__WHAT THE TASK REQUIRES__
Your task is to gather the lines below that hold the string "Binance".

::: DATA TO USE :::

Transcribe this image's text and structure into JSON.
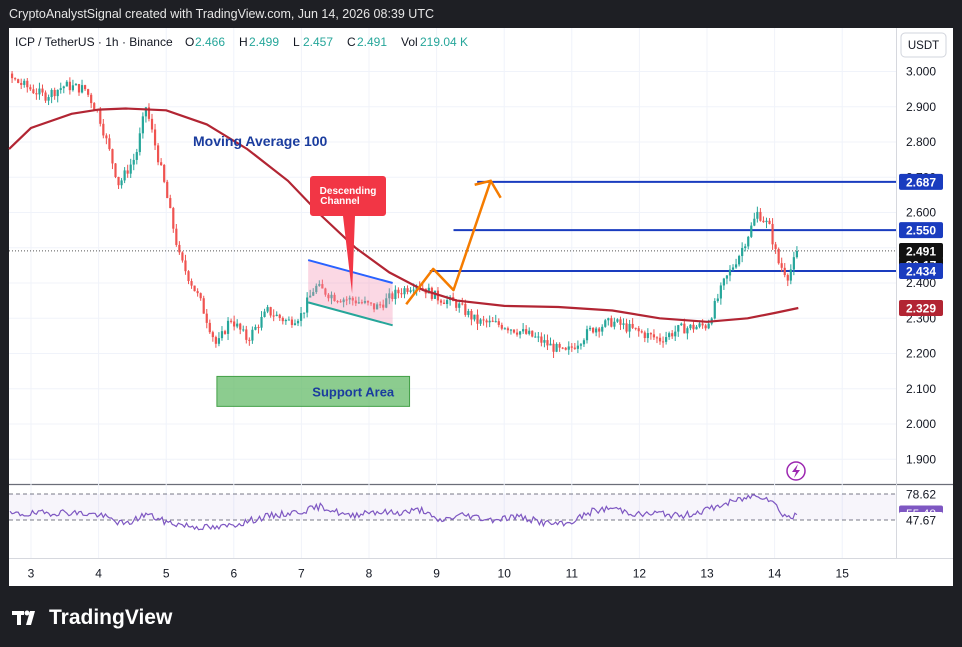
{
  "header": {
    "credit": "CryptoAnalystSignal created with TradingView.com, Jun 14, 2026 08:39 UTC"
  },
  "legend": {
    "symbol": "ICP / TetherUS · 1h · Binance",
    "o_label": "O",
    "o": "2.466",
    "h_label": "H",
    "h": "2.499",
    "l_label": "L",
    "l": "2.457",
    "c_label": "C",
    "c": "2.491",
    "vol_label": "Vol",
    "vol": "219.04 K"
  },
  "currency_button": "USDT",
  "annotations": {
    "ma_label": "Moving Average 100",
    "channel_label": "Descending Channel",
    "support_label": "Support Area"
  },
  "price_axis": {
    "ticks": [
      "3.000",
      "2.900",
      "2.800",
      "2.700",
      "2.600",
      "2.500",
      "2.400",
      "2.300",
      "2.200",
      "2.100",
      "2.000",
      "1.900"
    ],
    "tags": [
      {
        "text": "2.687",
        "value": 2.687,
        "color": "#1a3cbf"
      },
      {
        "text": "2.550",
        "value": 2.55,
        "color": "#1a3cbf"
      },
      {
        "text": "2.491",
        "value": 2.491,
        "color": "#111111"
      },
      {
        "text": "20:17",
        "value": 2.466,
        "color": "#111111"
      },
      {
        "text": "2.434",
        "value": 2.434,
        "color": "#1a3cbf"
      },
      {
        "text": "2.329",
        "value": 2.329,
        "color": "#b22533"
      }
    ]
  },
  "rsi_axis": {
    "tags": [
      {
        "text": "78.62",
        "value": 78.62,
        "color": "#ffffff",
        "fg": "#131722"
      },
      {
        "text": "55.48",
        "value": 55.48,
        "color": "#7e57c2",
        "fg": "#ffffff"
      },
      {
        "text": "47.67",
        "value": 47.67,
        "color": "#ffffff",
        "fg": "#131722"
      }
    ]
  },
  "time_axis": {
    "labels": [
      "3",
      "4",
      "5",
      "6",
      "7",
      "8",
      "9",
      "10",
      "11",
      "12",
      "13",
      "14",
      "15"
    ]
  },
  "brand": "TradingView",
  "colors": {
    "up": "#26a69a",
    "down": "#ef5350",
    "ma": "#b22533",
    "level": "#1a3cbf",
    "arrow": "#f57c00",
    "rsi": "#7e57c2",
    "support": "#4caf50"
  },
  "chart_data": {
    "type": "candlestick",
    "title": "ICP / TetherUS · 1h · Binance",
    "y_range": [
      1.85,
      3.07
    ],
    "x_range": [
      "3",
      "15"
    ],
    "close_path": [
      {
        "x": 2.0,
        "y": 2.98
      },
      {
        "x": 2.3,
        "y": 2.95
      },
      {
        "x": 2.6,
        "y": 2.99
      },
      {
        "x": 2.9,
        "y": 2.96
      },
      {
        "x": 3.2,
        "y": 2.93
      },
      {
        "x": 3.5,
        "y": 2.96
      },
      {
        "x": 3.8,
        "y": 2.95
      },
      {
        "x": 4.0,
        "y": 2.88
      },
      {
        "x": 4.3,
        "y": 2.68
      },
      {
        "x": 4.55,
        "y": 2.76
      },
      {
        "x": 4.7,
        "y": 2.9
      },
      {
        "x": 4.95,
        "y": 2.7
      },
      {
        "x": 5.2,
        "y": 2.47
      },
      {
        "x": 5.5,
        "y": 2.35
      },
      {
        "x": 5.75,
        "y": 2.22
      },
      {
        "x": 5.95,
        "y": 2.3
      },
      {
        "x": 6.2,
        "y": 2.24
      },
      {
        "x": 6.5,
        "y": 2.32
      },
      {
        "x": 6.8,
        "y": 2.29
      },
      {
        "x": 7.0,
        "y": 2.31
      },
      {
        "x": 7.2,
        "y": 2.39
      },
      {
        "x": 7.5,
        "y": 2.36
      },
      {
        "x": 7.8,
        "y": 2.35
      },
      {
        "x": 8.1,
        "y": 2.33
      },
      {
        "x": 8.4,
        "y": 2.37
      },
      {
        "x": 8.7,
        "y": 2.4
      },
      {
        "x": 9.0,
        "y": 2.36
      },
      {
        "x": 9.3,
        "y": 2.34
      },
      {
        "x": 9.6,
        "y": 2.29
      },
      {
        "x": 10.0,
        "y": 2.28
      },
      {
        "x": 10.4,
        "y": 2.25
      },
      {
        "x": 10.9,
        "y": 2.2
      },
      {
        "x": 11.3,
        "y": 2.27
      },
      {
        "x": 11.6,
        "y": 2.29
      },
      {
        "x": 12.0,
        "y": 2.26
      },
      {
        "x": 12.3,
        "y": 2.24
      },
      {
        "x": 12.6,
        "y": 2.27
      },
      {
        "x": 13.0,
        "y": 2.28
      },
      {
        "x": 13.25,
        "y": 2.4
      },
      {
        "x": 13.5,
        "y": 2.49
      },
      {
        "x": 13.75,
        "y": 2.6
      },
      {
        "x": 13.92,
        "y": 2.56
      },
      {
        "x": 14.05,
        "y": 2.46
      },
      {
        "x": 14.2,
        "y": 2.42
      },
      {
        "x": 14.35,
        "y": 2.491
      }
    ],
    "series": [
      {
        "name": "Moving Average 100",
        "points": [
          {
            "x": 2.0,
            "y": 2.78
          },
          {
            "x": 3.0,
            "y": 2.84
          },
          {
            "x": 3.6,
            "y": 2.88
          },
          {
            "x": 4.0,
            "y": 2.892
          },
          {
            "x": 4.4,
            "y": 2.895
          },
          {
            "x": 5.0,
            "y": 2.89
          },
          {
            "x": 5.6,
            "y": 2.85
          },
          {
            "x": 6.2,
            "y": 2.78
          },
          {
            "x": 6.8,
            "y": 2.69
          },
          {
            "x": 7.3,
            "y": 2.59
          },
          {
            "x": 7.8,
            "y": 2.5
          },
          {
            "x": 8.3,
            "y": 2.43
          },
          {
            "x": 8.8,
            "y": 2.38
          },
          {
            "x": 9.3,
            "y": 2.35
          },
          {
            "x": 10.0,
            "y": 2.335
          },
          {
            "x": 10.8,
            "y": 2.332
          },
          {
            "x": 11.6,
            "y": 2.322
          },
          {
            "x": 12.3,
            "y": 2.3
          },
          {
            "x": 13.0,
            "y": 2.29
          },
          {
            "x": 13.6,
            "y": 2.3
          },
          {
            "x": 14.0,
            "y": 2.315
          },
          {
            "x": 14.35,
            "y": 2.329
          }
        ]
      },
      {
        "name": "RSI",
        "points": [
          {
            "x": 2.0,
            "y": 56
          },
          {
            "x": 2.5,
            "y": 54
          },
          {
            "x": 3.0,
            "y": 55
          },
          {
            "x": 3.5,
            "y": 57
          },
          {
            "x": 4.0,
            "y": 54
          },
          {
            "x": 4.4,
            "y": 42
          },
          {
            "x": 4.7,
            "y": 55
          },
          {
            "x": 5.0,
            "y": 45
          },
          {
            "x": 5.4,
            "y": 40
          },
          {
            "x": 5.75,
            "y": 38
          },
          {
            "x": 6.1,
            "y": 44
          },
          {
            "x": 6.5,
            "y": 52
          },
          {
            "x": 7.0,
            "y": 58
          },
          {
            "x": 7.3,
            "y": 64
          },
          {
            "x": 7.7,
            "y": 52
          },
          {
            "x": 8.0,
            "y": 58
          },
          {
            "x": 8.4,
            "y": 56
          },
          {
            "x": 8.8,
            "y": 60
          },
          {
            "x": 9.0,
            "y": 46
          },
          {
            "x": 9.4,
            "y": 54
          },
          {
            "x": 9.8,
            "y": 48
          },
          {
            "x": 10.2,
            "y": 52
          },
          {
            "x": 10.6,
            "y": 44
          },
          {
            "x": 10.9,
            "y": 42
          },
          {
            "x": 11.3,
            "y": 58
          },
          {
            "x": 11.6,
            "y": 62
          },
          {
            "x": 12.0,
            "y": 54
          },
          {
            "x": 12.3,
            "y": 56
          },
          {
            "x": 12.6,
            "y": 52
          },
          {
            "x": 13.0,
            "y": 60
          },
          {
            "x": 13.4,
            "y": 70
          },
          {
            "x": 13.75,
            "y": 78
          },
          {
            "x": 13.95,
            "y": 72
          },
          {
            "x": 14.1,
            "y": 56
          },
          {
            "x": 14.25,
            "y": 50
          },
          {
            "x": 14.35,
            "y": 55.48
          }
        ]
      }
    ],
    "levels": [
      2.687,
      2.55,
      2.434
    ],
    "current_price": 2.491,
    "countdown": "20:17",
    "ma100_value": 2.329,
    "rsi": {
      "value": 55.48,
      "bands": [
        78.62,
        47.67
      ]
    },
    "support_zone": {
      "x_from": 5.75,
      "x_to": 8.6,
      "y_from": 2.05,
      "y_to": 2.135
    },
    "channel": {
      "upper": [
        {
          "x": 7.1,
          "y": 2.465
        },
        {
          "x": 8.35,
          "y": 2.4
        }
      ],
      "lower": [
        {
          "x": 7.1,
          "y": 2.345
        },
        {
          "x": 8.35,
          "y": 2.28
        }
      ]
    },
    "projection_arrow": [
      {
        "x": 8.55,
        "y": 2.34
      },
      {
        "x": 8.95,
        "y": 2.44
      },
      {
        "x": 9.25,
        "y": 2.38
      },
      {
        "x": 9.8,
        "y": 2.69
      }
    ],
    "pointer": {
      "x": 7.75,
      "y": 2.37
    }
  }
}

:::

__EXERCISE RESPONSE__
    "symbol": "ICP / TetherUS · 1h · Binance",
    "title": "ICP / TetherUS · 1h · Binance",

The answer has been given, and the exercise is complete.